Let me tell you a secret. The public buildings of Washington are filled with very good people working hard for low pay and the public good. There are thousands of them and they are very much like the Foreign Service officers that we’ve seen or are expected to see testifying at the impeachment hearings: William Taylor, George Kent, Marie Yovanovitch and Fiona Hill.
These public servants tend to be self-effacing and deeply knowledgeable about some small realm of public policy. They’re generally not all that interested in partisan politics but are deeply committed to the process and substance of good government. Whenever I get to sit in on off-the-record meetings at this or that federal agency, I’m impressed by the quality, professionalism and basic goodness of the people there.
We don’t celebrate these people. Trumpian conservatives say that Washington insiders are unelected bureaucrats, denizens of the swamp, the cesspool or a snake pit. Some progressives call Washington insiders the establishment, the power elite, the privileged structures of the status quo.
Everybody who runs for office wants to be an outsider and condemns the insiders. That is, until weeks like this when we realize how much we need them.
At this week’s hearings, the civil servant witnesses answering questions inspired a lot more confidence than the elected officials who were asking them. Why are they so impressive? It’s precisely because they are Washington insiders. The witnesses have worked in a long line of institutions – the State Department, the World Bank, the Brookings Institution, the National Security Council.
For all their flaws, these institutions possess what political scientist Hugh Heclo called “sedimented deposits” of inherited knowledge. If you are a Foreign Service officer long enough, you learn to think like a Foreign Service officer. You absorb the skills, practices and moral codes you need to do the work well. When someone breaks the code, you know immediately, and if you are brave enough, like the whistleblower, you move to defend the code.
When public servants enter government, they shed private interests to serve a public role. A great question of the Trump years is whether our institutions can survive a president who is incapable of thinking outside his own private interest. Donald Trump uses public office as a gold mine to extract personal advantage.
As Yuval Levin writes in his profound forthcoming book, “A Time to Build,” Trump is an example of a person who wasn’t formed by an institution. He is self-created and self-enclosed. He governs as a perpetual outsider, tweeting insults to members of his own Cabinet. At its best, the impeachment process is an attempt to protect our institutions from his inability to obey the rules.
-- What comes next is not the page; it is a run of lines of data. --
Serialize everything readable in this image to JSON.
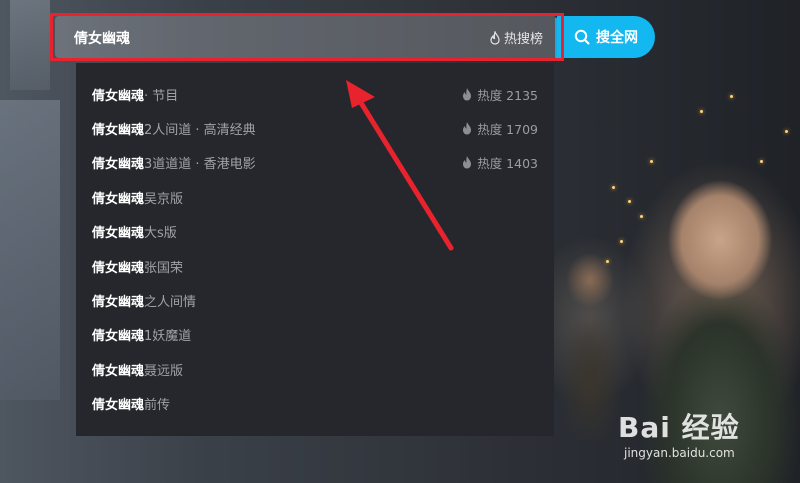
{
  "search": {
    "query": "倩女幽魂",
    "hot_rank_label": "热搜榜",
    "button_label": "搜全网"
  },
  "suggestions": [
    {
      "keyword": "倩女幽魂",
      "suffix": " · 节目",
      "heat": "热度 2135"
    },
    {
      "keyword": "倩女幽魂",
      "suffix": "2人间道 · 高清经典",
      "heat": "热度 1709"
    },
    {
      "keyword": "倩女幽魂",
      "suffix": "3道道道 · 香港电影",
      "heat": "热度 1403"
    },
    {
      "keyword": "倩女幽魂",
      "suffix": "吴京版"
    },
    {
      "keyword": "倩女幽魂",
      "suffix": "大s版"
    },
    {
      "keyword": "倩女幽魂",
      "suffix": "张国荣"
    },
    {
      "keyword": "倩女幽魂",
      "suffix": "之人间情"
    },
    {
      "keyword": "倩女幽魂",
      "suffix": "1妖魔道"
    },
    {
      "keyword": "倩女幽魂",
      "suffix": "聂远版"
    },
    {
      "keyword": "倩女幽魂",
      "suffix": "前传"
    }
  ],
  "watermark": {
    "logo": "Bai 经验",
    "url": "jingyan.baidu.com"
  },
  "colors": {
    "accent": "#14b8f0",
    "annotation_red": "#e8232d",
    "dropdown_bg": "#26272c"
  },
  "icons": {
    "hot": "flame-icon",
    "search": "search-icon"
  }
}
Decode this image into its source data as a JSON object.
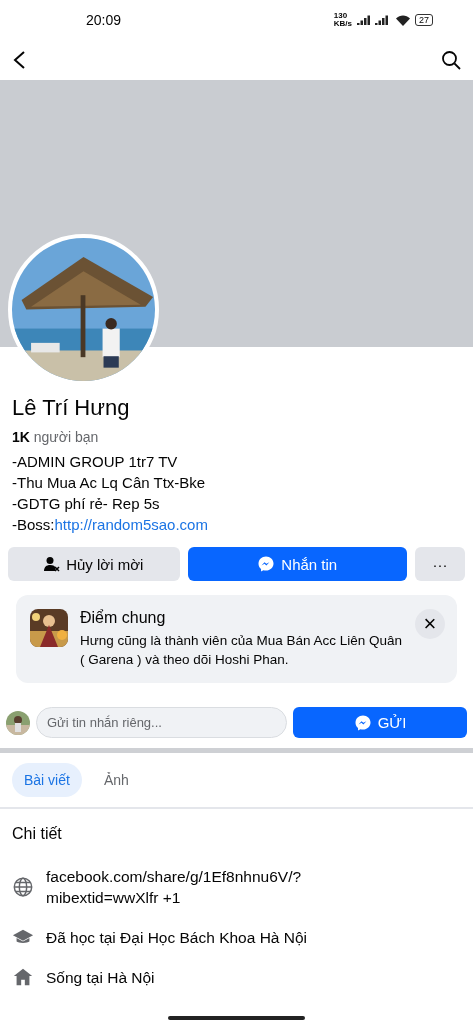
{
  "status_bar": {
    "time": "20:09",
    "speed": "130",
    "speed_unit": "KB/s",
    "battery": "27"
  },
  "profile": {
    "name": "Lê Trí Hưng",
    "friends": "**1K** người bạn",
    "bio": [
      {
        "kind": "text",
        "text": "-ADMIN GROUP 1tr7 TV"
      },
      {
        "kind": "text",
        "text": "-Thu Mua Ac Lq Cân Ttx-Bke"
      },
      {
        "kind": "text",
        "text": "-GDTG phí rẻ- Rep 5s"
      },
      {
        "kind": "link",
        "text": "-Boss:",
        "link": "http://random5sao.com"
      }
    ]
  },
  "actions": {
    "cancel": "Hủy lời mời",
    "message": "Nhắn tin",
    "more": "···"
  },
  "common": {
    "title": "Điểm chung",
    "text": "Hưng cũng là thành viên của Mua Bán Acc Liên Quân ( Garena ) và theo dõi Hoshi Phan.",
    "close": "×"
  },
  "composer": {
    "placeholder": "Gửi tin nhắn riêng...",
    "send": "GỬI"
  },
  "tabs": [
    {
      "label": "Bài viết",
      "selected": true
    },
    {
      "label": "Ảnh",
      "selected": false
    }
  ],
  "details": {
    "title": "Chi tiết",
    "items": [
      {
        "kind": "web",
        "text": "facebook.com/share/g/1Ef8nhnu6V/?\nmibextid=wwXlfr +1"
      },
      {
        "kind": "school",
        "text": "Đã học tại Đại Học Bách Khoa Hà Nội"
      },
      {
        "kind": "home",
        "text": "Sống tại Hà Nội"
      }
    ]
  }
}
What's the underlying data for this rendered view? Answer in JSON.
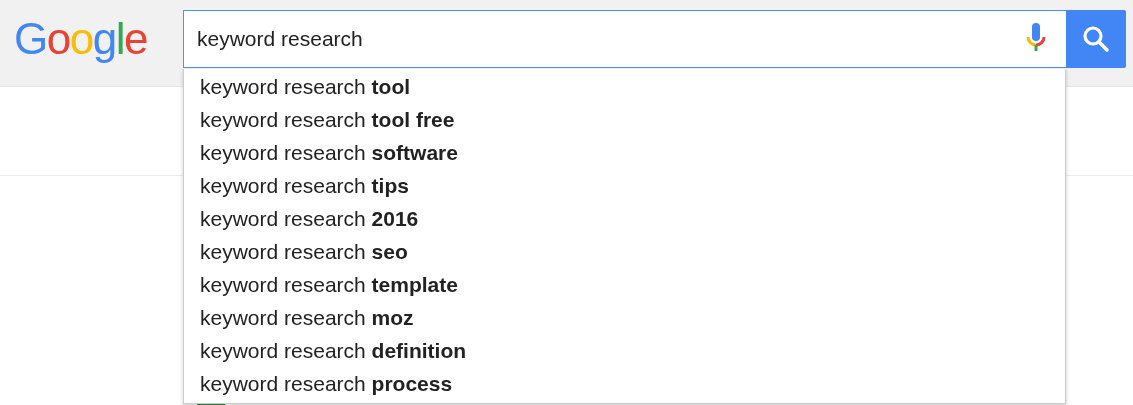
{
  "logo": {
    "text": "Google"
  },
  "search": {
    "value": "keyword research"
  },
  "suggestions": [
    "keyword research **tool**",
    "keyword research **tool free**",
    "keyword research **software**",
    "keyword research **tips**",
    "keyword research **2016**",
    "keyword research **seo**",
    "keyword research **template**",
    "keyword research **moz**",
    "keyword research **definition**",
    "keyword research **process**"
  ]
}
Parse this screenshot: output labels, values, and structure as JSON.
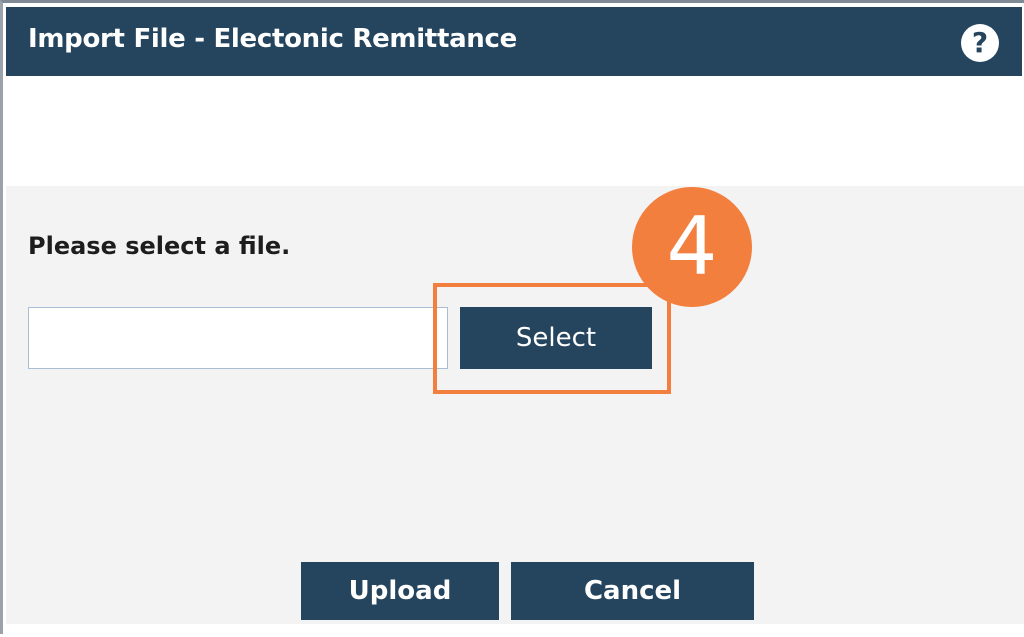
{
  "dialog": {
    "title": "Import File - Electonic Remittance",
    "help_icon": "question-circle-icon",
    "help_glyph": "?"
  },
  "content": {
    "prompt": "Please select a file.",
    "file_input": {
      "value": "",
      "placeholder": ""
    },
    "select_label": "Select"
  },
  "actions": {
    "upload_label": "Upload",
    "cancel_label": "Cancel"
  },
  "annotation": {
    "step_number": "4",
    "color": "#f37f3e"
  },
  "colors": {
    "header": "#25455f",
    "button": "#25455f",
    "content_bg": "#f3f3f3"
  }
}
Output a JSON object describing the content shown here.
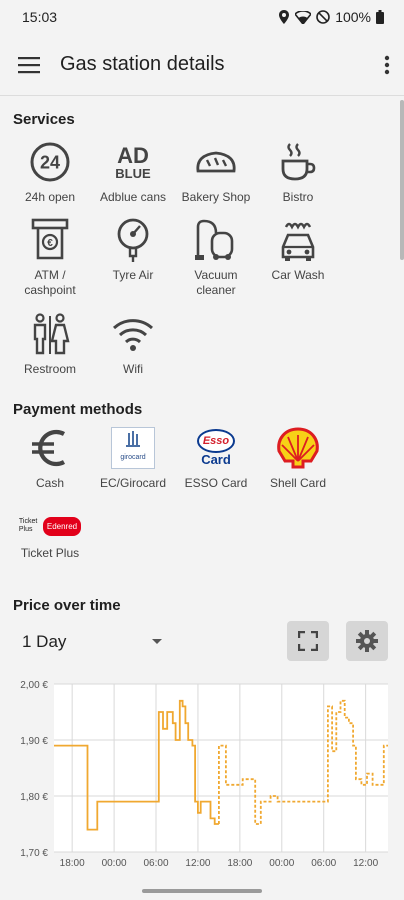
{
  "status": {
    "time": "15:03",
    "battery": "100%"
  },
  "appbar": {
    "title": "Gas station details",
    "menu_icon": "hamburger-menu-icon",
    "more_icon": "more-vert-icon"
  },
  "services": {
    "title": "Services",
    "items": [
      {
        "label": "24h open",
        "icon": "24h-icon"
      },
      {
        "label": "Adblue cans",
        "icon": "adblue-icon",
        "icon_text_1": "AD",
        "icon_text_2": "BLUE"
      },
      {
        "label": "Bakery Shop",
        "icon": "bread-icon"
      },
      {
        "label": "Bistro",
        "icon": "coffee-cup-icon"
      },
      {
        "label": "ATM / cashpoint",
        "icon": "atm-icon"
      },
      {
        "label": "Tyre Air",
        "icon": "tyre-gauge-icon"
      },
      {
        "label": "Vacuum cleaner",
        "icon": "vacuum-cleaner-icon"
      },
      {
        "label": "Car Wash",
        "icon": "car-wash-icon"
      },
      {
        "label": "Restroom",
        "icon": "restroom-icon"
      },
      {
        "label": "Wifi",
        "icon": "wifi-icon"
      }
    ]
  },
  "payment": {
    "title": "Payment methods",
    "items": [
      {
        "label": "Cash",
        "icon": "euro-icon"
      },
      {
        "label": "EC/Girocard",
        "icon": "girocard-logo",
        "logo_text": "girocard"
      },
      {
        "label": "ESSO Card",
        "icon": "esso-card-logo",
        "logo_text_1": "Esso",
        "logo_text_2": "Card"
      },
      {
        "label": "Shell Card",
        "icon": "shell-logo"
      },
      {
        "label": "Ticket Plus",
        "icon": "ticket-plus-logo",
        "logo_text_1": "Ticket Plus",
        "logo_text_2": "Edenred"
      }
    ]
  },
  "price": {
    "title": "Price over time",
    "range": "1 Day",
    "fullscreen_icon": "fullscreen-icon",
    "settings_icon": "settings-gear-icon"
  },
  "chart_data": {
    "type": "line",
    "title": "",
    "xlabel": "",
    "ylabel": "",
    "y_ticks": [
      "2,00 €",
      "1,90 €",
      "1,80 €",
      "1,70 €"
    ],
    "x_ticks": [
      "18:00",
      "00:00",
      "06:00",
      "12:00",
      "18:00",
      "00:00",
      "06:00",
      "12:00"
    ],
    "ylim": [
      1.7,
      2.0
    ],
    "x_unit": "hours (0 = first 18:00 tick)",
    "xlim": [
      -2.6,
      45.2
    ],
    "color": "#f0a830",
    "grid": true,
    "series": [
      {
        "style": "solid",
        "points": [
          [
            -2.6,
            1.89
          ],
          [
            2.2,
            1.89
          ],
          [
            2.2,
            1.74
          ],
          [
            3.6,
            1.74
          ],
          [
            3.6,
            1.79
          ],
          [
            12.4,
            1.79
          ],
          [
            12.4,
            1.95
          ],
          [
            13.0,
            1.95
          ],
          [
            13.0,
            1.92
          ],
          [
            13.6,
            1.92
          ],
          [
            13.6,
            1.95
          ],
          [
            14.4,
            1.95
          ],
          [
            14.4,
            1.93
          ],
          [
            14.8,
            1.93
          ],
          [
            14.8,
            1.9
          ],
          [
            15.4,
            1.9
          ],
          [
            15.4,
            1.97
          ],
          [
            15.8,
            1.97
          ],
          [
            15.8,
            1.96
          ],
          [
            16.2,
            1.96
          ],
          [
            16.2,
            1.93
          ],
          [
            16.6,
            1.93
          ],
          [
            16.6,
            1.9
          ],
          [
            17.2,
            1.9
          ],
          [
            17.2,
            1.89
          ],
          [
            17.6,
            1.89
          ],
          [
            17.6,
            1.79
          ],
          [
            18.0,
            1.79
          ],
          [
            18.0,
            1.77
          ],
          [
            18.4,
            1.77
          ],
          [
            18.4,
            1.79
          ],
          [
            19.8,
            1.79
          ],
          [
            19.8,
            1.76
          ],
          [
            20.4,
            1.76
          ],
          [
            20.4,
            1.75
          ],
          [
            21.0,
            1.75
          ]
        ]
      },
      {
        "style": "dashed",
        "points": [
          [
            21.0,
            1.75
          ],
          [
            21.0,
            1.89
          ],
          [
            22.0,
            1.89
          ],
          [
            22.0,
            1.82
          ],
          [
            24.4,
            1.82
          ],
          [
            24.4,
            1.83
          ],
          [
            26.2,
            1.83
          ],
          [
            26.2,
            1.75
          ],
          [
            27.0,
            1.75
          ],
          [
            27.0,
            1.79
          ],
          [
            28.4,
            1.79
          ],
          [
            28.4,
            1.8
          ],
          [
            29.4,
            1.8
          ],
          [
            29.4,
            1.79
          ],
          [
            36.6,
            1.79
          ],
          [
            36.6,
            1.96
          ],
          [
            37.2,
            1.96
          ],
          [
            37.2,
            1.88
          ],
          [
            37.8,
            1.88
          ],
          [
            37.8,
            1.95
          ],
          [
            38.4,
            1.95
          ],
          [
            38.4,
            1.97
          ],
          [
            39.0,
            1.97
          ],
          [
            39.0,
            1.94
          ],
          [
            39.6,
            1.94
          ],
          [
            39.6,
            1.93
          ],
          [
            40.2,
            1.93
          ],
          [
            40.2,
            1.89
          ],
          [
            40.6,
            1.89
          ],
          [
            40.6,
            1.83
          ],
          [
            41.4,
            1.83
          ],
          [
            41.4,
            1.82
          ],
          [
            42.2,
            1.82
          ],
          [
            42.2,
            1.84
          ],
          [
            43.0,
            1.84
          ],
          [
            43.0,
            1.82
          ],
          [
            44.6,
            1.82
          ],
          [
            44.6,
            1.89
          ],
          [
            45.2,
            1.89
          ]
        ]
      }
    ]
  }
}
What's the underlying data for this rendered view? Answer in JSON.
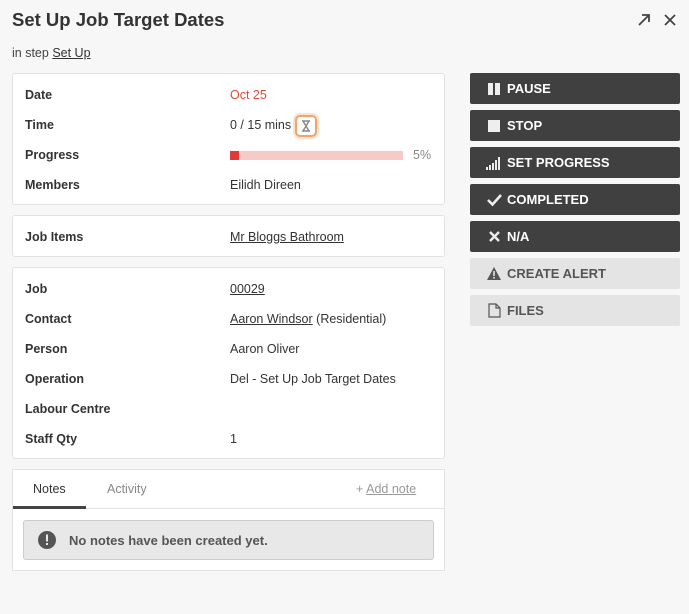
{
  "header": {
    "title": "Set Up Job Target Dates",
    "step_prefix": "in step ",
    "step_link": "Set Up"
  },
  "summary": {
    "date_label": "Date",
    "date_value": "Oct 25",
    "time_label": "Time",
    "time_value": "0 / 15 mins",
    "progress_label": "Progress",
    "progress_percent_text": "5%",
    "progress_value": 0.05,
    "members_label": "Members",
    "members_value": "Eilidh Direen"
  },
  "job_items": {
    "label": "Job Items",
    "value": "Mr Bloggs Bathroom"
  },
  "details": {
    "job_label": "Job",
    "job_value": "00029",
    "contact_label": "Contact",
    "contact_link": "Aaron Windsor",
    "contact_suffix": " (Residential)",
    "person_label": "Person",
    "person_value": "Aaron Oliver",
    "operation_label": "Operation",
    "operation_value": "Del - Set Up Job Target Dates",
    "labour_label": "Labour Centre",
    "labour_value": "",
    "staff_label": "Staff Qty",
    "staff_value": "1"
  },
  "actions": {
    "pause": "PAUSE",
    "stop": "STOP",
    "set_progress": "SET PROGRESS",
    "completed": "COMPLETED",
    "na": "N/A",
    "create_alert": "CREATE ALERT",
    "files": "FILES"
  },
  "tabs": {
    "notes": "Notes",
    "activity": "Activity",
    "add_note": "Add note",
    "empty_message": "No notes have been created yet."
  },
  "colors": {
    "accent_red": "#e04b3a",
    "progress_fill": "#e03a3a",
    "progress_track": "#f7c9c9",
    "dark_button": "#404040",
    "light_button": "#e4e4e4",
    "timer_outline": "#f0a46b"
  },
  "icons": [
    "expand-icon",
    "close-icon",
    "hourglass-icon",
    "pause-icon",
    "stop-icon",
    "signal-bars-icon",
    "checkmark-icon",
    "x-icon",
    "warning-icon",
    "file-icon",
    "plus-icon",
    "info-icon"
  ]
}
The wider disease here is “outsiderism” itself. For a half-century our culture has celebrated the rebel, not the organization man; the free individual, not the institutionalist. That’s fine and in many cases good, but over the decades this outsider pose has hardened into an immature cynicism: Everybody’s corrupt. No one is to be trusted.
“The populism of this moment in our politics is fundamentally antinomian, mistrustful of authority, and cynical about all claims to integrity,” Levin writes in “A Time to Build.” “Our age combines a populism that insists all of our institutions are rigged against the people with an identity politics that rejects institutional commitments and a celebrity culture that chafes against all structure and constraint.”
All around the world voters are electing comedians, celebrities and outsider performers to high office. All around the world people are responding to demagogues who tell them that our problems are easy to solve if we just get rid of the bad people. Everywhere rule-breakers like Trump, Recep Tayyip Erdogan and Nicolás Maduro are in power and corruption is in the air.
People have messed-up theories of how you do social change. On the right, many think that you need to elect some authoritarian strongman who will whip everybody into shape. On the left, many put their faith in social movements without explaining how social movements are going to write and pass legislation.
In reality, institutions are the only vehicles for legislative change. That’s because they are the way to wield power safely. They have rules and structures and norms precisely because power is so dangerous when it is wielded by a lone strongman or by a mob.
People have lost faith in institutions for some very good reasons, and the need to reform them is urgent. But the disenchantment is overblown and self-destructive. We don’t pay enough attention to all the planes that take off and land safely. We underestimate the value of experience. As Heclo writes in “On Thinking Institutionally,” “It is when you deal with someone who does not perform in a ‘professional’ manner that you learn to appreciate those who do.”
Watching Taylor and Kent, I had a feeling of going back in time. Why did it feel so strange? It was because I was looking at people who are not self-centered. They’ve dedicated themselves to the organization that formed them, and which they serve.
David Brooks is a columnist for The New York Times.